You see that tension a lot—tech entrepreneurs who come over to healthcare are surprised by how long it takes to prove something, how long it takes to turn a paper into an actually workable business model. They want to get right to market but it’s not always doable. It’s hard to match health outcomes with revenue streams. Just because something makes money doesn’t mean it works. Companies are trying to reconcile those two.

Do you see any rising hotspots for digital health innovation in the U.S. or globally?

Definitely, Boston and to an extent New York. There’s also San Diego or LA.

Do you think it’s easier or harder to start a digital health company in San Francisco/Silicon Valley than some of those other locations?

Obviously, there’s so much brainpower here—established research universities, an established biotech/pharma hub, and, on the tech side, everything from VCs to software engineers. Resource-wise, it’s an ideal place to be. Getting off the ground, you face the same challenges as any other tech company—it’s expensive, it’s hard to find office space, there’s competition for talent. The challenges here are the same for any tech startup but the resources are plentiful. And there are lots of incubators and accelerators geared toward that. If you’re going to start a startup in the space, you should be here or expect to travel here a lot.

Want to learn more about the digital health landscape? Check out TechCrunch’s Sarah Buhr’s take on the Highwire blog here.

Gearing up for Rock Health Summit: Digital Health Q&A with TechCrunch’s Sarah Buhr

Next week leaders in technology, medicine and policy will come together at Rock Health Summit’s digital health conference to discuss healthcare’s most challenging problems. In anticipation of the event, Highwire sat down with TechCrunch’s Sarah Buhr, whose inbox is flooded daily with digital health pitches from PR pros. Sarah is moderating the panel “Virtual Reality: Just What The Doctor Ordered?” and we asked her what she’s excited about leading into the show and what’s hot and what’s not in digital health.

What are you most looking forward to seeing at Rock Health Summit this year?

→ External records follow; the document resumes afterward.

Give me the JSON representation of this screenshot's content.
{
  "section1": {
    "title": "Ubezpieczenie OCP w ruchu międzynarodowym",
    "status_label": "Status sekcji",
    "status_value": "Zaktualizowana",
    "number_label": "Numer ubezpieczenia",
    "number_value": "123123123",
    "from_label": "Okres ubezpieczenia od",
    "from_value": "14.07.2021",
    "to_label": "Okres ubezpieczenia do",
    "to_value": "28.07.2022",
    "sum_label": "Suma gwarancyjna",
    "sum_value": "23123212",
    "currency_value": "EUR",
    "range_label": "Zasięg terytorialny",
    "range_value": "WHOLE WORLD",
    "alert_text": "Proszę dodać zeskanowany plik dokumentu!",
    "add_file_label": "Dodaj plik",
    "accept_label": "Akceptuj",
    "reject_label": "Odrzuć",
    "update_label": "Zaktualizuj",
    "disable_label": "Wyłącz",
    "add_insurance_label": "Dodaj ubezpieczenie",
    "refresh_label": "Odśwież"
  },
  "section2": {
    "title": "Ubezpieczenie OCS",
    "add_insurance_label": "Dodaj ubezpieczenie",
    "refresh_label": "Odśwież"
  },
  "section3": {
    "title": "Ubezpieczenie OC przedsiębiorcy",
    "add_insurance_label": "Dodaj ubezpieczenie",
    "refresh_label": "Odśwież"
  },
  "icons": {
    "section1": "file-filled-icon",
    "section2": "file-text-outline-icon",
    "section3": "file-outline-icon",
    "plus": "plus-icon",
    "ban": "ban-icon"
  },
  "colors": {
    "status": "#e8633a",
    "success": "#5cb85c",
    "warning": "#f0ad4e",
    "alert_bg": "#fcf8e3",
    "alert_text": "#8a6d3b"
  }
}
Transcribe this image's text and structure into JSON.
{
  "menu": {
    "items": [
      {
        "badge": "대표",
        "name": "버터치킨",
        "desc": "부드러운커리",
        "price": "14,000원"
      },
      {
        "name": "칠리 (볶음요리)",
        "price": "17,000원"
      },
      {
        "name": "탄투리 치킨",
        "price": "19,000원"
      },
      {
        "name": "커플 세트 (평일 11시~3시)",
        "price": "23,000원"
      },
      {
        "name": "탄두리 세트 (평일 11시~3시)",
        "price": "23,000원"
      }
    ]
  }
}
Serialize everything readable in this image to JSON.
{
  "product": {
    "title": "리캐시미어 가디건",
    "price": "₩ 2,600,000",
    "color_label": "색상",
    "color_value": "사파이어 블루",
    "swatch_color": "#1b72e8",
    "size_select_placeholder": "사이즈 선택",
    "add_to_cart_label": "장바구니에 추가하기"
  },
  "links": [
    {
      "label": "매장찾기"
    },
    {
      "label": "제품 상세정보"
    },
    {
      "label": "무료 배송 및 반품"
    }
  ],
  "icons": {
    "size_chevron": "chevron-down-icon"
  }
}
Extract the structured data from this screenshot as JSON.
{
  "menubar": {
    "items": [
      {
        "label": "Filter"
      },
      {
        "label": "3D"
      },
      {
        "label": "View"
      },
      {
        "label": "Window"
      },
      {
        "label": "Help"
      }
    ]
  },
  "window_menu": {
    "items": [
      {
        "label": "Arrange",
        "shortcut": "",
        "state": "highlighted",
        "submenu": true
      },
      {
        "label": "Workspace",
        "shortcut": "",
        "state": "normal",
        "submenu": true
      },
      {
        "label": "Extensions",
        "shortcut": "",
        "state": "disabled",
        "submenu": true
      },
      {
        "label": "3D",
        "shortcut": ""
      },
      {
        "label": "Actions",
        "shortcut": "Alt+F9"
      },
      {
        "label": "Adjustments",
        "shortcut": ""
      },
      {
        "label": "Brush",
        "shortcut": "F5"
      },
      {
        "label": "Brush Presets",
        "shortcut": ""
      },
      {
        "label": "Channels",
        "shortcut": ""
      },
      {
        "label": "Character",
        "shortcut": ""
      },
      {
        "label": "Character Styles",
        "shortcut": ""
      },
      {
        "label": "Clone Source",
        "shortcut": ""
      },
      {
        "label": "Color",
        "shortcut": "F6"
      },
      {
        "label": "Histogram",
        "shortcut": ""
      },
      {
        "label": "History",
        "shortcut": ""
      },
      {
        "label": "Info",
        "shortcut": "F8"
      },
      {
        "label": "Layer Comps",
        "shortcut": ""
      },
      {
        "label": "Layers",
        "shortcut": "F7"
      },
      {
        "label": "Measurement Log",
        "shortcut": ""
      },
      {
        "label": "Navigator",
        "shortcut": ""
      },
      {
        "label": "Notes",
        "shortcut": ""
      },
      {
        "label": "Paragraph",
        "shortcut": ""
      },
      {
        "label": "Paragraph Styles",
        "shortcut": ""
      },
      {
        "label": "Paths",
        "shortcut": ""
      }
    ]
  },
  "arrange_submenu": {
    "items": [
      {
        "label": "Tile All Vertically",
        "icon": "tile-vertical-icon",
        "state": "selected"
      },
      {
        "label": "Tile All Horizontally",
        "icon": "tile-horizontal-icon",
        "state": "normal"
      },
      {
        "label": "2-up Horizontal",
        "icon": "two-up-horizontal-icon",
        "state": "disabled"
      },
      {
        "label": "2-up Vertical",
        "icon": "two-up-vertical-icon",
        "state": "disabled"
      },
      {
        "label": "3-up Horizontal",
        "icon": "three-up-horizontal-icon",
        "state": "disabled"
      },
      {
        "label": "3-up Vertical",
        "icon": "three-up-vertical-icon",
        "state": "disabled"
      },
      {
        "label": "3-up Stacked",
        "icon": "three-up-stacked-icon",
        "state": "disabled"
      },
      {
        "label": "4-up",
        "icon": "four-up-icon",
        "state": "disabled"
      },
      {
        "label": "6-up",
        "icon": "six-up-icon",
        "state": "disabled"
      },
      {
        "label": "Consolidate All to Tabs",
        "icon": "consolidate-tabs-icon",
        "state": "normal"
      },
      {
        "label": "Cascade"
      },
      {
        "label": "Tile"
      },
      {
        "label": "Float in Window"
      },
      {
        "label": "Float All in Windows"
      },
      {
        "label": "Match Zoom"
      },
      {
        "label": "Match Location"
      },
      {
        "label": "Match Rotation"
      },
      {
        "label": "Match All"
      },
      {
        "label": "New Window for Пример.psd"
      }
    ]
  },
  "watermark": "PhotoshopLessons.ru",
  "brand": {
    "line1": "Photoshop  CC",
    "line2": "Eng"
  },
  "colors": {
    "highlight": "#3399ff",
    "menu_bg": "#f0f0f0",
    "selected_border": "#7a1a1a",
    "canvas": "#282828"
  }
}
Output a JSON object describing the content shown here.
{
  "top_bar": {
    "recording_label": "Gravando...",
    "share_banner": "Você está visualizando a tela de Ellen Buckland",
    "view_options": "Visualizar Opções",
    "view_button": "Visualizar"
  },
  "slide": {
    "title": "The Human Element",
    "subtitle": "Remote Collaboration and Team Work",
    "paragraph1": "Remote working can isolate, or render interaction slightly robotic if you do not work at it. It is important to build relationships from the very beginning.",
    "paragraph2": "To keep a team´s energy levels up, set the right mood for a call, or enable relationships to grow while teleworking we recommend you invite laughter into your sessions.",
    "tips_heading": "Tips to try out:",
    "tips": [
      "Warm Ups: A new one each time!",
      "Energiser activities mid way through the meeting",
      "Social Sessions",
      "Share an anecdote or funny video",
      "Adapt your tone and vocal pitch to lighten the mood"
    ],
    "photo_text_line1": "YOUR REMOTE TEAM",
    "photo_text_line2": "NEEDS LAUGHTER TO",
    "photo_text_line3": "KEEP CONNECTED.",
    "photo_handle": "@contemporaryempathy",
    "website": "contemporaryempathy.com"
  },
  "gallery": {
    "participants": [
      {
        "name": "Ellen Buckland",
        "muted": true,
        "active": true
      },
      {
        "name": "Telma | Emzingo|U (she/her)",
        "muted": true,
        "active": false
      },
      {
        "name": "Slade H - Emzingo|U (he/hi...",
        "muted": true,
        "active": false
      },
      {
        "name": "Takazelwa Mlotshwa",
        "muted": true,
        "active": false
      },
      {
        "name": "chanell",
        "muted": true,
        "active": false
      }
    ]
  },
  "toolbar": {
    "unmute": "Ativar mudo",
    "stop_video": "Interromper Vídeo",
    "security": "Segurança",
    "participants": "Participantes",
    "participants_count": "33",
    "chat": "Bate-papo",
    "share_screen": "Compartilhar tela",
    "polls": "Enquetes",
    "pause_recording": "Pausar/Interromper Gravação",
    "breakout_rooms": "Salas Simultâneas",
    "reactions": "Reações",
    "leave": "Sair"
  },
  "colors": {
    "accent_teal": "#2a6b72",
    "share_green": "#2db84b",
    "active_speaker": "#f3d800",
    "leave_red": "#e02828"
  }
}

One of my passions is biotech. I’m looking forward to hearing about thSarah Burhoughts on genomics and how microorganisms are being used to grow different things. I also want to hear how creative people can get with pharmaceutical drugs and materials. I think another interesting topic is telemedicine, or how we can move medical care inside the home. Right now there are so many solutions where you can speak to your doctor and not go into the hospital, and I want to see how those solutions can evolve.

Are there any digital health industry trends that you expect to be big in five years?

Like I mentioned, biotech is exploding – specifically in the areas of genetic manipulation and gathering data. In the future I think we’ll be able to pull insights out to identify the things that contribute to cancer and testing for diabetes in your genetic makeup. Right now nothing really does that and there are so many problems and cures to find.

What trends are you tired of hearing about?

I’m not interested in B2B enterprise SaaS solutions or HIPPA compliance. Right now everyone is trying to create their own platform rather than fix the bigger problem.

What’s the biggest challenge in digital health?

One of the biggest problems is that people don’t have enough information on medical costs or medicines that might be better for them. Basically there isn’t enough information shared with patients from doctors.

Do you see any rising hotspots for digital health innovation in the U.S?

There is no other place like Silicon Valley. Think about it, there are scientists, programmers, inventors, investors etc., all at “ground zero” for innovation. However outside of Silicon Valley other hotspots that are on the rise include San Diego and Boston which both have a booming biotech scene.

If you’re attending Rock Health Summit make sure to say hello to our Highwire folks on the ground and let us know in the comments what you’re excited to see at this year’s conference.

Written by Morgan Mathis, an account director in Los Angeles and Lauren Kido, a senior account associate in San Francisco